I wrote a cover story on Spitzer in NR a few years ago. An excerpt:
[Spitzer] got his hands on e-mails from Henry Blodget, Merrill Lynch’s high-flying Internet-stock analyst, in which Blodget confessed that he thought the stocks he was touting were junk. He was selling them because Merrill wanted the companies to which those stocks belonged as investment-banking clients.
New York’s Martin Act gave Spitzer sweeping powers to prosecute securities fraud. As Nicholas Thompson summarized some of that act’s distinctive features in a recent article in Legal Affairs: “People called in for questioning during Martin Act investigations do not have a right to counsel or a right against self-incrimination. Combined, the act’s powers exceed those given any regulator in any other state…. To win a case, the AG doesn’t have to prove that the defendant intended to defraud anyone, that a transaction took place, or that anyone actually was defrauded.” . . .
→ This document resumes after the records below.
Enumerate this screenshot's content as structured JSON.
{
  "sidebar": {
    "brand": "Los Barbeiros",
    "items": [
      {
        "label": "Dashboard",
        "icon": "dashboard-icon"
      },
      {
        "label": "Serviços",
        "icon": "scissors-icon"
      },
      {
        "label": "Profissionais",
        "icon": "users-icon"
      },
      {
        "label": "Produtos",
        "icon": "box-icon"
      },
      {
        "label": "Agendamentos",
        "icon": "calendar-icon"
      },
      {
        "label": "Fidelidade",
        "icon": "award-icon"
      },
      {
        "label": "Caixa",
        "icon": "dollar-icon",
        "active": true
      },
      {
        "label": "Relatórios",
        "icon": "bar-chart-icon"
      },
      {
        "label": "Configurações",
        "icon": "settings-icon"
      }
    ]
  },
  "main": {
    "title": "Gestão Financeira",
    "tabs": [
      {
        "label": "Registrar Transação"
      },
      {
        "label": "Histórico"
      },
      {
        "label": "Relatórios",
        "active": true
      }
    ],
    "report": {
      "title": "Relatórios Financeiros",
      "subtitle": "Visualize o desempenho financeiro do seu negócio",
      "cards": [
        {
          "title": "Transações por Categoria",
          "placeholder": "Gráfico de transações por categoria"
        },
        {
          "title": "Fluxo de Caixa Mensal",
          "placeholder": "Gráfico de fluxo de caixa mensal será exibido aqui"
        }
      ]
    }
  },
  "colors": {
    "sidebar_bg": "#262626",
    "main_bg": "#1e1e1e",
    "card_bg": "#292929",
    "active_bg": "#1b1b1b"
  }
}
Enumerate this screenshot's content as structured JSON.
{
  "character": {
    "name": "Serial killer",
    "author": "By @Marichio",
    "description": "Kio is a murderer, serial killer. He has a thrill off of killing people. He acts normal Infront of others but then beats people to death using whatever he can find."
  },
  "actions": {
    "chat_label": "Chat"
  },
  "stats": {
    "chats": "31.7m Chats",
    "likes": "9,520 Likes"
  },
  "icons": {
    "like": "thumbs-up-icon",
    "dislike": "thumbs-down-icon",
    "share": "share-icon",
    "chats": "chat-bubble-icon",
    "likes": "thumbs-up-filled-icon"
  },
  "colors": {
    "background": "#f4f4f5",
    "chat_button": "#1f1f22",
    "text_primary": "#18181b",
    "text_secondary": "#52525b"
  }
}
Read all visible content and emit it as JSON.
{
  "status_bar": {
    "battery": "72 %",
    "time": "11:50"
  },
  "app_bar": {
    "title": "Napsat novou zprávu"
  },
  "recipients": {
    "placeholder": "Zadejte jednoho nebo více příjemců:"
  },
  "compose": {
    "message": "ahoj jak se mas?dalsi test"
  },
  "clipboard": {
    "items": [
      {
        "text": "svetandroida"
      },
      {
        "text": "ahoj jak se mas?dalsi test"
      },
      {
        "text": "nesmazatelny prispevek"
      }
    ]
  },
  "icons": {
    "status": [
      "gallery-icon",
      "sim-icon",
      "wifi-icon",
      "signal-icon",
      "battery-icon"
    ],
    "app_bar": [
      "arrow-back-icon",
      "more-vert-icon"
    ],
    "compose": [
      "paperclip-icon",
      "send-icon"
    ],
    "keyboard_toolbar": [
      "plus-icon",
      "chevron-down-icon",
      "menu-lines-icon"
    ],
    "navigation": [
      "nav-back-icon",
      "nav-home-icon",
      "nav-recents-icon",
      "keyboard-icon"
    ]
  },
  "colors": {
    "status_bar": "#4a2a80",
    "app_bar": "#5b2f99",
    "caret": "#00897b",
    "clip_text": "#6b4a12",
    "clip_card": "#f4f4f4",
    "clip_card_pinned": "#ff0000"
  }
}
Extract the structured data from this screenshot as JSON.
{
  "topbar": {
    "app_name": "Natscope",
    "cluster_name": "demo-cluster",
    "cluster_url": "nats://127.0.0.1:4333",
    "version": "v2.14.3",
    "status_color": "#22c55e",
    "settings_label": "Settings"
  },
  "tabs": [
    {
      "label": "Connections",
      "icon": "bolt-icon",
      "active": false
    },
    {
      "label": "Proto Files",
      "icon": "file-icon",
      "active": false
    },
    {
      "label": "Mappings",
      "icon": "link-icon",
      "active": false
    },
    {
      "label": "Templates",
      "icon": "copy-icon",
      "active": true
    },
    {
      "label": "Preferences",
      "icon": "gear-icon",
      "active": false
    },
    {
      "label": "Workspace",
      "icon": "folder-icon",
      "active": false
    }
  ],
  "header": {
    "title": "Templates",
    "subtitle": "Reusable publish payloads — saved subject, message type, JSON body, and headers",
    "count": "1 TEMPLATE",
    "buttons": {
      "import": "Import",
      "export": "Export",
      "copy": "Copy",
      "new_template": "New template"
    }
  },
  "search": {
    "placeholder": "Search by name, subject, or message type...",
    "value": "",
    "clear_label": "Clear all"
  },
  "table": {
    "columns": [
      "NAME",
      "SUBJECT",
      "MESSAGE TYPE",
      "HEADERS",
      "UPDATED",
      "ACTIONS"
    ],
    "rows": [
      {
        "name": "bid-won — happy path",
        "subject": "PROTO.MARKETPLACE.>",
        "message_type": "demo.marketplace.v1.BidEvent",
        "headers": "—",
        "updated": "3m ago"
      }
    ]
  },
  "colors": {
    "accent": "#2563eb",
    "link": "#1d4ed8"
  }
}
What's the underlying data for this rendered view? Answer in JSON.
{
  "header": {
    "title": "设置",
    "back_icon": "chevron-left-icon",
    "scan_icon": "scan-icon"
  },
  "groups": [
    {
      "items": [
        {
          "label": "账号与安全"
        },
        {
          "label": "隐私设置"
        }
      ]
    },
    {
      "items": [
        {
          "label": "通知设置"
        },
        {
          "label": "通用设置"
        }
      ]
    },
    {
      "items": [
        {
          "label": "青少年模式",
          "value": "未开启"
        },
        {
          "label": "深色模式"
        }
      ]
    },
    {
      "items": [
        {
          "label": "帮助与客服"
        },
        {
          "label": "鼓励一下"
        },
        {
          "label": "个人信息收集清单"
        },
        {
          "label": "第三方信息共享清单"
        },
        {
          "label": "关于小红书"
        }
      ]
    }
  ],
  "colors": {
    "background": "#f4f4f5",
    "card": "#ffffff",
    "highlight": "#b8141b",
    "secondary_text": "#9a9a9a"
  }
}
Merrill Lynch settled. Soon afterward, Spitzer started actions against several other Wall Street companies and got them to settle, too. The settlements included fines, which critics said were too light. No matter: Spitzer was more interested in restructuring the industry to reduce conflicts of interest. Perhaps the government was right to crack down on these abuses. Perhaps the regulations he devised are worthwhile, although there are plausible criticisms. But state attorneys general are not supposed to be in the business of issuing securities regulations. . . .
And what about the responsibilities of investors? Shouldn’t they have known to take investment advice with a grain of salt? “I don’t want to say the public shares responsibility,” Spitzer told Money. The Merrill Lynch case grew out of a private suit brought by a man who lost half a million dollars through recommended investments. If you’ve got half a million to lose, you might want to consider buying some financial sophistication. Merrill Lynch customers who have followed Spitzer’s suits with their own have lost their cases. One federal judge concluded: “The facts and circumstances show beyond doubt that the plaintiffs brought their own losses upon themselves when they knowingly spun an extremely high-stakes wheel of fortune.” It may be that Merrill Lynch was undone not by the legal merits, but by the threat that Spitzer would pummel its reputation by using his Martin Act powers.